Start of TASK INPUT
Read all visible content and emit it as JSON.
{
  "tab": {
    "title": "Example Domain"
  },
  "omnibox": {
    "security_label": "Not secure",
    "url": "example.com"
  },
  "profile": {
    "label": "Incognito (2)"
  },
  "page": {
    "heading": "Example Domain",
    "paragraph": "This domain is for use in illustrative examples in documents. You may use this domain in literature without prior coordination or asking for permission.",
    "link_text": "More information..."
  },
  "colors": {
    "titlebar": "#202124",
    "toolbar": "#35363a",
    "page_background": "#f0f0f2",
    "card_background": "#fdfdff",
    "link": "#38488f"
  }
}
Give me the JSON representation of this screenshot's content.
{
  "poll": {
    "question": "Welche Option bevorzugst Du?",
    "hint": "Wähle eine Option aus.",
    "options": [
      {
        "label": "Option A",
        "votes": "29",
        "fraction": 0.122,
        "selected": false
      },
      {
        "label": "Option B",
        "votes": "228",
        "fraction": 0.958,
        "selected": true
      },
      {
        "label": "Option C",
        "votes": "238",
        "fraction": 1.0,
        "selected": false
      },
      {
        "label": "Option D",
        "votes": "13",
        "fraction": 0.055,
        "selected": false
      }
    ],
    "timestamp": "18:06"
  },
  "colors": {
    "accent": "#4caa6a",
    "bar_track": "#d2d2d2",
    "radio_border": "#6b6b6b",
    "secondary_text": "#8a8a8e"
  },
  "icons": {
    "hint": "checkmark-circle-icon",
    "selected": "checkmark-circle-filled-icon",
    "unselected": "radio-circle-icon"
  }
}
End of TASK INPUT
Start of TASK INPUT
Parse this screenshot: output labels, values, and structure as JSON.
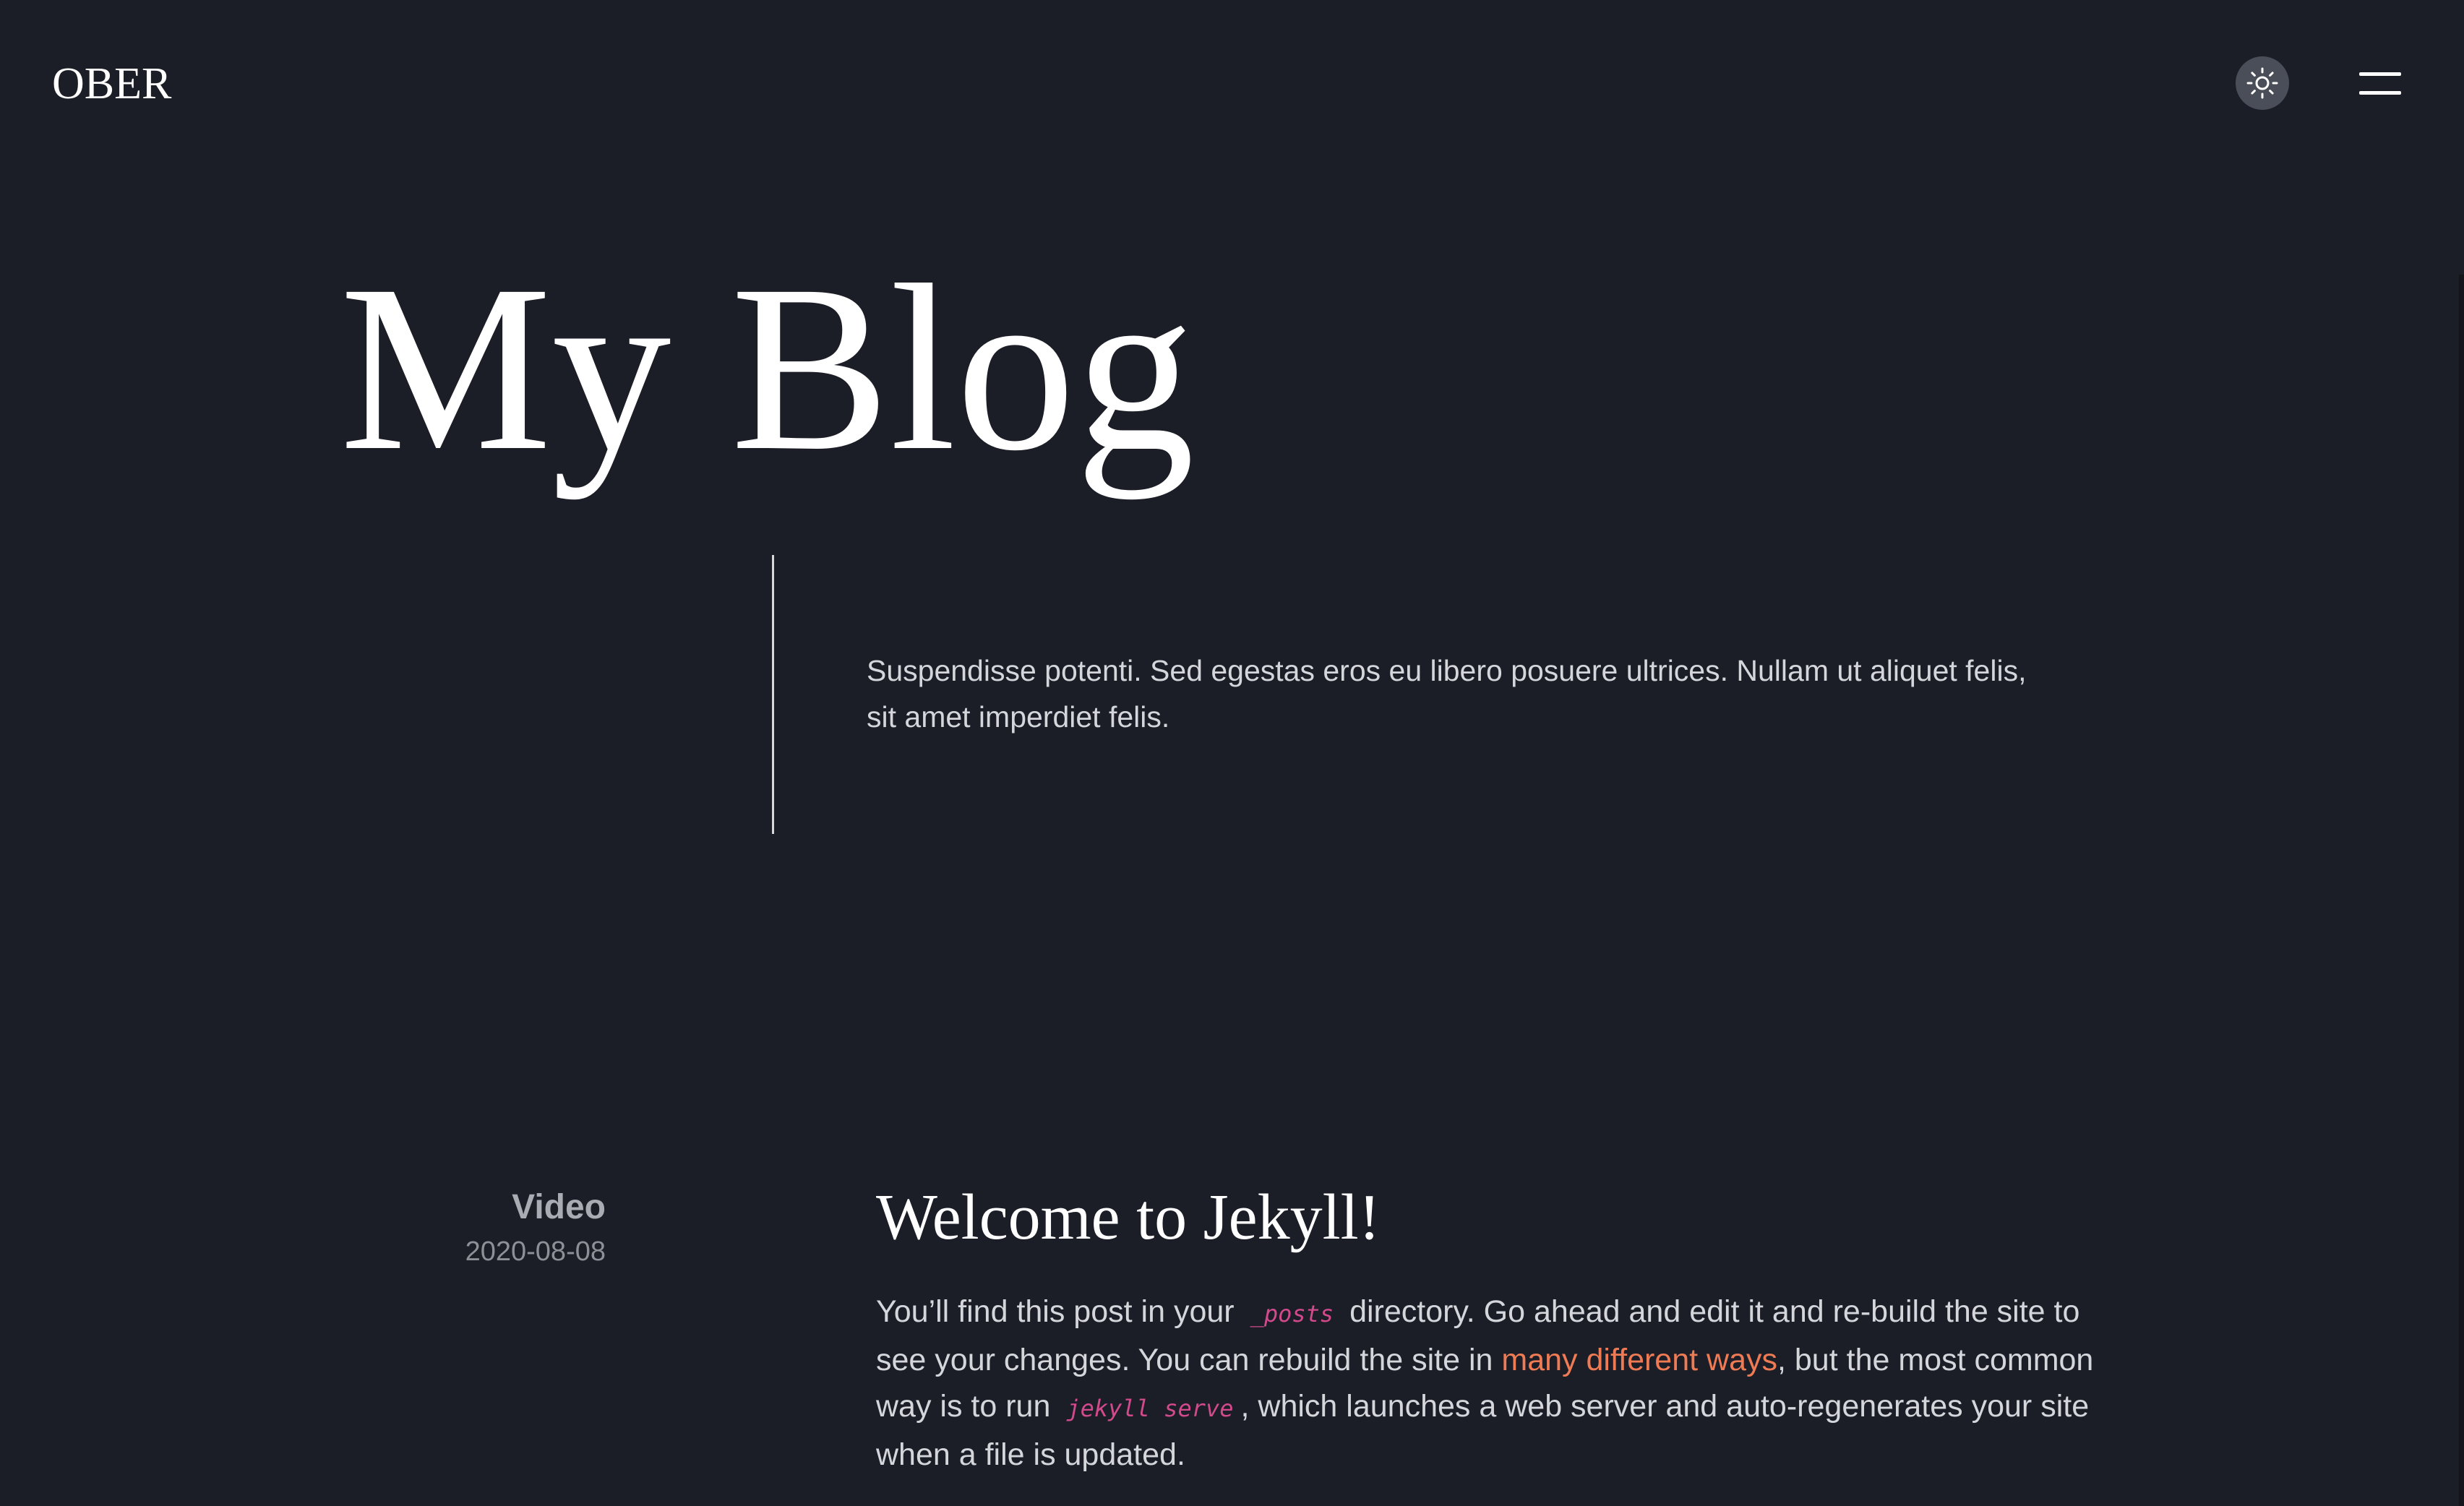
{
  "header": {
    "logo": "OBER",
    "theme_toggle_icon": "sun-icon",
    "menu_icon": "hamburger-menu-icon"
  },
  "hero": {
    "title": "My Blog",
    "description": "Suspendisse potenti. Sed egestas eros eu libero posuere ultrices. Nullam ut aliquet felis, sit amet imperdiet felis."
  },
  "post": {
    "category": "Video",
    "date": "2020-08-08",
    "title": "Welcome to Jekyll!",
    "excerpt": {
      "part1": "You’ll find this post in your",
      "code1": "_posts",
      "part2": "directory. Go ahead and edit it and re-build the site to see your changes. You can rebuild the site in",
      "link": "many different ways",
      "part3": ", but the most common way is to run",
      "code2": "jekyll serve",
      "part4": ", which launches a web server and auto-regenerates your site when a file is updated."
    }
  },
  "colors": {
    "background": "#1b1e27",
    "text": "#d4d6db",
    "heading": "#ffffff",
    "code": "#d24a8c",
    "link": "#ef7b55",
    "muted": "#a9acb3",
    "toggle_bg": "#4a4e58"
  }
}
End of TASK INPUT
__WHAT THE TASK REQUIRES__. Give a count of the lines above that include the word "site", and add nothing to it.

__OUTPUT OF THE EXERCISE__. 2